Territory Stories

Mary River Floodplain Vegetation



Mary River Floodplain Vegetation


Lynch, D; Northern Territory. Department of Lands, Planning and Environment. Resource Capability Assessment Branch


E-Publications; E-Books; PublicationNT; Technical Report No. 08/2015




Mary River


The Mary River Flood Plains are approximately 100km east of Darwin and have a catchment area of about 7700 kn12 (Woodroffe 1993). The headwaters are approximately 18Skm inland. The southeast corner of the catchment includes Coronet Hill and a sandstone/siltstone plateau. Further to the south west in the Pine Creek region are undulating to rolling hills (includes strike ridges) of greywacke, sandstone and siltstone. The west side of the catchment includes undulating to rolling granite rises with some rugged hills. The McKinlay River joins the Mary River just south of the Arnhem Highway. From here the river divides into a series of streams and billabongs which are only connected in the Wet season.


Please replace the current item on the system with this report. This is the original report, produced in 1996 by the then Department of Lands, Planning and Environment. The report was resubmitted in order that it could be correctly filed with a Technical report number.

Table of contents

Introduction -- Climate -- Vegetation -- Method -- References




Floodplains -- Northern Territory -- Mary River; Vegetation surveys -- Northern Territory -- Mary River Region; Floodplain plants -- Northern Territory -- Mary River Region; Mary River Floodplain Vegetation

Publisher name

Northern Territory Government

Place of publication



Technical Report No. 08/2015


1 volume (no pagings) : illustrations (some col.), maps ; 30 cm.

File type



Attribution International 4.0 (CC BY 4.0)

Copyright owner

Northern Territory Government



Parent handle


Citation address


Page content

Figure 2: Unit 3. 5. There is much dead and fallen timber and remnant vegetation from prior to salt intrusion.
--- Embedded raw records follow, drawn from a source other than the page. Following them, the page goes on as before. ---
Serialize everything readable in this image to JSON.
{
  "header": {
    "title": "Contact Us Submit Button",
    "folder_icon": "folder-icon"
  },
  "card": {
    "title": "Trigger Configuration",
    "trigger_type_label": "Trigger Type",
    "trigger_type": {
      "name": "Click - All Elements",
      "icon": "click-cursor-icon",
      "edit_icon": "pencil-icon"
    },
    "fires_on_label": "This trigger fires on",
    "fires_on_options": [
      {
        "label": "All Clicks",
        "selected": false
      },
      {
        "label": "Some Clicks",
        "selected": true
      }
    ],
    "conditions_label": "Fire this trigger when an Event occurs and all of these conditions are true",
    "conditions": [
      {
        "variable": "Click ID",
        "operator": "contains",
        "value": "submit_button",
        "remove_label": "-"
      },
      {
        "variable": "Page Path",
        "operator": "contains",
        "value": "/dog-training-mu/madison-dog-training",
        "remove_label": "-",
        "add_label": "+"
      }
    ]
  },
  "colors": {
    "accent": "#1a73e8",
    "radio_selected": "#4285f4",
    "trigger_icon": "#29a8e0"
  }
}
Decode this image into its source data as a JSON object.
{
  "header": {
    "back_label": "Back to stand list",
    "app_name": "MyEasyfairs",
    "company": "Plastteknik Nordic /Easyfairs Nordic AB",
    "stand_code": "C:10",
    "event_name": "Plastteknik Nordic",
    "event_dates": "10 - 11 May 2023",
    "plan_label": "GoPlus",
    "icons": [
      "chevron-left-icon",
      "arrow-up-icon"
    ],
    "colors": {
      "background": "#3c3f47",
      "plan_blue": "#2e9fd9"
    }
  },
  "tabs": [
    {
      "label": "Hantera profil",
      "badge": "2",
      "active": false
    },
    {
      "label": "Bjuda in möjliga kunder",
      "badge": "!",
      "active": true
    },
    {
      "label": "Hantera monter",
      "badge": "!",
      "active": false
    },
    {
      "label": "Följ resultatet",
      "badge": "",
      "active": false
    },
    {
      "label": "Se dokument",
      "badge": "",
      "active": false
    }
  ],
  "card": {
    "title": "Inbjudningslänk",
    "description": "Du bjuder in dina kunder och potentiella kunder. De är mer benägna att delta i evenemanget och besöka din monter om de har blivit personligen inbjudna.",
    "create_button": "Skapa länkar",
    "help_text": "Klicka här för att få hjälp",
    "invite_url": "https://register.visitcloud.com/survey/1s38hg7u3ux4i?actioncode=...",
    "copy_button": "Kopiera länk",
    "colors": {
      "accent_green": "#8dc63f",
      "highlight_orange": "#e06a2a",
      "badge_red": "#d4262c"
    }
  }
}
A lot of bare areas are present or cover which consists of sClmphire such as I-Ialoscarcia species, and Tecticornia australiasica, Paspalidiu111 distans and SjJorobolus virginclls. Weed species may also be present including Malachra [asciata and Mimosa pigra . Upper coastal plain rarely inundated for long periods. Includes relic levees adjacent paleochannels typically 20 -30Clll above the general coastal plain, 2.41"11 - 3.11n AHD. 6. A mixed unit of herbs such as Merremia gel11mella, A1elochia corcor~rolia" Euphorbia vacllellii, PassUlora [oetida, Pit yllall t/z us urinaria, Malachra fasciata and Sesbania sp .. Also present are a variety of grasses and sedges including Pselldoraphis spinescells, Paspalwn scrobiclllatul11, Oryza rUfipogon, Panicul1l. sp. and Fimbristylis .spp. Upper coastal plain with elevation of 2.2n1 -2.7n1 AHD and medium to low salinity. 7. Sedgelancl dominated with Cyperus scarioslis. Associated species include Imperata cylin drica, A1erremia ge171ella, IsclzaenUlIll rllgoSUI11, Llldl1'igia pereT1T1i.s~ Pospallllll scrobiculatwll, PaniCllm. species, Passiflora [oetida, Pizyllantlllls nod~/7ora and C,.iTl1l111 allgulatlllll. Paleochannels, areas lying below 2.0111 AHD. Also includes former tributary creeks which feed into the paleochannels and previous buffalo 'swim' channels. 8. /-IymellaClllle aClitigluma, Leersia hexandra grassland with patches of deep water species such as Eleoclwris splwcelata, Ipomea aquatica, Lel7lna aeqllilloctialis, Lcuilvigia adscendens and NYl1lphoides violaceae.